╭──

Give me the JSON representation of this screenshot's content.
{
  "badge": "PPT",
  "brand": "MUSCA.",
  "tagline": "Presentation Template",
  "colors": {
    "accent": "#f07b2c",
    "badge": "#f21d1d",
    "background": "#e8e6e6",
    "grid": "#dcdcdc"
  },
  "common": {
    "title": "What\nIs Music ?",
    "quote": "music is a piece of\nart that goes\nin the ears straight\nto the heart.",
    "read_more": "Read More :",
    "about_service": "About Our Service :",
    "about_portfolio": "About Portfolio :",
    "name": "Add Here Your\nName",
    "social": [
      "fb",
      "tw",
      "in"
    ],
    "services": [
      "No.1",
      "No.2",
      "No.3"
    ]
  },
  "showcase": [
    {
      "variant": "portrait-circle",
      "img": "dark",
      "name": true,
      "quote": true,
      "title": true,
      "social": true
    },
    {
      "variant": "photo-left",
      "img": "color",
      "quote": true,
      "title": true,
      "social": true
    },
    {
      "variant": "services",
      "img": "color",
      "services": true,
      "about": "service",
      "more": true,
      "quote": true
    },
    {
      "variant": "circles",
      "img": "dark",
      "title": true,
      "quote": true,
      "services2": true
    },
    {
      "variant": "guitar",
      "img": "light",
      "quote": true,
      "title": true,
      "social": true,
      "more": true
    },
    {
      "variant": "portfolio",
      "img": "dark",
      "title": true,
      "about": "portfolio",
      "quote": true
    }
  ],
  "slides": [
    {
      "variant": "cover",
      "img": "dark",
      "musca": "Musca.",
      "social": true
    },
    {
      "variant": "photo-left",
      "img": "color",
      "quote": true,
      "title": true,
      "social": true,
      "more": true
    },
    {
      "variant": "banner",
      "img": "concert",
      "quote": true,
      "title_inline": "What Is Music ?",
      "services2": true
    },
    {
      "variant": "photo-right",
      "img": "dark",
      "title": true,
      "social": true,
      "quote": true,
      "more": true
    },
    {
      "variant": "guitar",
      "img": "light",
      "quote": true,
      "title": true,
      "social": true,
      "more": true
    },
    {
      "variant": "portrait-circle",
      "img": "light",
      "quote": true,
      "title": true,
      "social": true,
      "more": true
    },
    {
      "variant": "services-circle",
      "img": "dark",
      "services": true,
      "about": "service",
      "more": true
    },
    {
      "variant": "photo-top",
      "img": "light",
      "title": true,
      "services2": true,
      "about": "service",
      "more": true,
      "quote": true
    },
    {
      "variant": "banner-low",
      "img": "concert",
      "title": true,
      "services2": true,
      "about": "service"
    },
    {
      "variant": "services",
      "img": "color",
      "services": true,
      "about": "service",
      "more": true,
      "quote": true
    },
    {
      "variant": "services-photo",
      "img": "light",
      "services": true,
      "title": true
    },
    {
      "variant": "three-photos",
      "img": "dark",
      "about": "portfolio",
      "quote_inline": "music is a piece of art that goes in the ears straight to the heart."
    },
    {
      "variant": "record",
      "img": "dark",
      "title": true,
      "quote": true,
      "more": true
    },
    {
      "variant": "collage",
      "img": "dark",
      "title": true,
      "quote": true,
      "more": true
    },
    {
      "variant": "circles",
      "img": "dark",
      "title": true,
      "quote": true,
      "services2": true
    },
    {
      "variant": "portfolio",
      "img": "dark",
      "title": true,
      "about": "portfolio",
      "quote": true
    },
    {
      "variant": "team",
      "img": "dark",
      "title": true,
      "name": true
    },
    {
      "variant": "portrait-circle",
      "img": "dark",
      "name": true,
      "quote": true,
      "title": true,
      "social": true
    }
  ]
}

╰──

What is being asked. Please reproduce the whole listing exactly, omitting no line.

Result of this task.
Give me the JSON representation of this screenshot's content.
{
  "badge": "PPT",
  "brand": "MUSCA.",
  "tagline": "Presentation Template",
  "colors": {
    "accent": "#f07b2c",
    "badge": "#f21d1d",
    "background": "#e8e6e6",
    "grid": "#dcdcdc"
  },
  "common": {
    "title": "What\nIs Music ?",
    "quote": "music is a piece of\nart that goes\nin the ears straight\nto the heart.",
    "read_more": "Read More :",
    "about_service": "About Our Service :",
    "about_portfolio": "About Portfolio :",
    "name": "Add Here Your\nName",
    "social": [
      "fb",
      "tw",
      "in"
    ],
    "services": [
      "No.1",
      "No.2",
      "No.3"
    ]
  },
  "showcase": [
    {
      "variant": "portrait-circle",
      "img": "dark",
      "name": true,
      "quote": true,
      "title": true,
      "social": true
    },
    {
      "variant": "photo-left",
      "img": "color",
      "quote": true,
      "title": true,
      "social": true
    },
    {
      "variant": "services",
      "img": "color",
      "services": true,
      "about": "service",
      "more": true,
      "quote": true
    },
    {
      "variant": "circles",
      "img": "dark",
      "title": true,
      "quote": true,
      "services2": true
    },
    {
      "variant": "guitar",
      "img": "light",
      "quote": true,
      "title": true,
      "social": true,
      "more": true
    },
    {
      "variant": "portfolio",
      "img": "dark",
      "title": true,
      "about": "portfolio",
      "quote": true
    }
  ],
  "slides": [
    {
      "variant": "cover",
      "img": "dark",
      "musca": "Musca.",
      "social": true
    },
    {
      "variant": "photo-left",
      "img": "color",
      "quote": true,
      "title": true,
      "social": true,
      "more": true
    },
    {
      "variant": "banner",
      "img": "concert",
      "quote": true,
      "title_inline": "What Is Music ?",
      "services2": true
    },
    {
      "variant": "photo-right",
      "img": "dark",
      "title": true,
      "social": true,
      "quote": true,
      "more": true
    },
    {
      "variant": "guitar",
      "img": "light",
      "quote": true,
      "title": true,
      "social": true,
      "more": true
    },
    {
      "variant": "portrait-circle",
      "img": "light",
      "quote": true,
      "title": true,
      "social": true,
      "more": true
    },
    {
      "variant": "services-circle",
      "img": "dark",
      "services": true,
      "about": "service",
      "more": true
    },
    {
      "variant": "photo-top",
      "img": "light",
      "title": true,
      "services2": true,
      "about": "service",
      "more": true,
      "quote": true
    },
    {
      "variant": "banner-low",
      "img": "concert",
      "title": true,
      "services2": true,
      "about": "service"
    },
    {
      "variant": "services",
      "img": "color",
      "services": true,
      "about": "service",
      "more": true,
      "quote": true
    },
    {
      "variant": "services-photo",
      "img": "light",
      "services": true,
      "title": true
    },
    {
      "variant": "three-photos",
      "img": "dark",
      "about": "portfolio",
      "quote_inline": "music is a piece of art that goes in the ears straight to the heart."
    },
    {
      "variant": "record",
      "img": "dark",
      "title": true,
      "quote": true,
      "more": true
    },
    {
      "variant": "collage",
      "img": "dark",
      "title": true,
      "quote": true,
      "more": true
    },
    {
      "variant": "circles",
      "img": "dark",
      "title": true,
      "quote": true,
      "services2": true
    },
    {
      "variant": "portfolio",
      "img": "dark",
      "title": true,
      "about": "portfolio",
      "quote": true
    },
    {
      "variant": "team",
      "img": "dark",
      "title": true,
      "name": true
    },
    {
      "variant": "portrait-circle",
      "img": "dark",
      "name": true,
      "quote": true,
      "title": true,
      "social": true
    }
  ]
}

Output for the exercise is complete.